Notice that each page is full and everything is sequential and contiguous. This is what a good index is supposed to look like. The index Value here is the ID itself. Now let's pretend I have to insert a row where the index value (the key in this case) is 6. This entry has to be written into a page that already has data, and worse, is already full. Now SQL Server has to do a page split and relocation – which is very expensive for a write. Your index would now look like this:
Notice that for entry 6 to be inserted in order, the rest of that page had to be split off, and relocated to a new page – which also happens to be at the end, so the page itself is also out of order. This affects query performance in a number of ways because the pages aren't contiguous (the scan has to bounce around), and caching will be difficult depending on the spacing between the pages (which is why this problem grows worse as the table gets larger). For severely fragmented indexes, which is what happens with random/pseudo-random/hashed values (like non-sequential GUIDs), page switching on queries will be very noticeable.
Also, notice that you now have partially-filled pages. Page 1 and Page 3 have holes with no data. This sharply increases the size of the data file for large, fragmented indexes. So in addition to GUIDs being physically larger values than the INT IDs, you get substantial data bloat with page fragmentation.
You can avoid a lot of these problems simply by using sequential GUID keys (for example, by using the NEWSEQUENTIALID() function) if you don't care much for INT IDs. Though the size of the data will increase, obviously, storage is cheap and a lot of people simply won't care, although you still have to take performance into account. However, this isn't really possible when using client-side generated IDs, barring some complex infrastructure.

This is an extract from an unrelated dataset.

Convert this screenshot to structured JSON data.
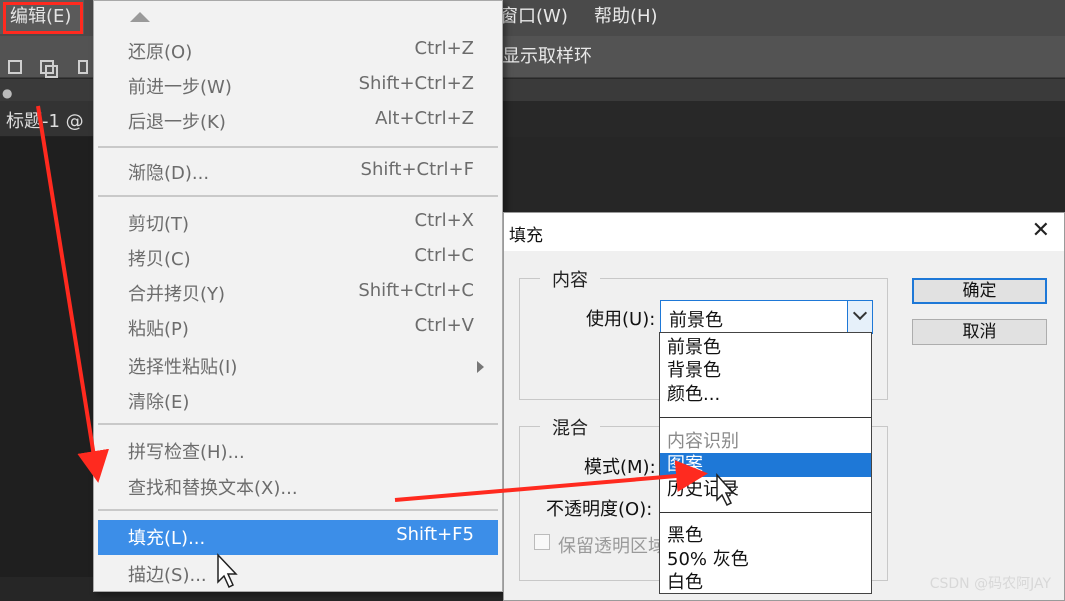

So what makes me curious is why people want to use client-side generated IDs to begin with. This is genuine curiosity because it's possible the solution is solving problems that no longer exist or might be better served with a different solution. One of the reasons for client-generated unique IDs used to be that you couldn't always depend on the server to hand you the correct the identity value for parent-child relationships inserted in batch. For example, @@IDENTITY could hand you the wrong ID value since it grabbed the last ID produced by the session, which could have been the result of an insert trigger write to a different table, rather than the identity insert of the present command statement (as an example). However, there are more elegant ways around this today, particularly with the SCOPE_IDENTITY() function. Of course, that's all SQL Server specific, so YMMV depending on your particular scenario.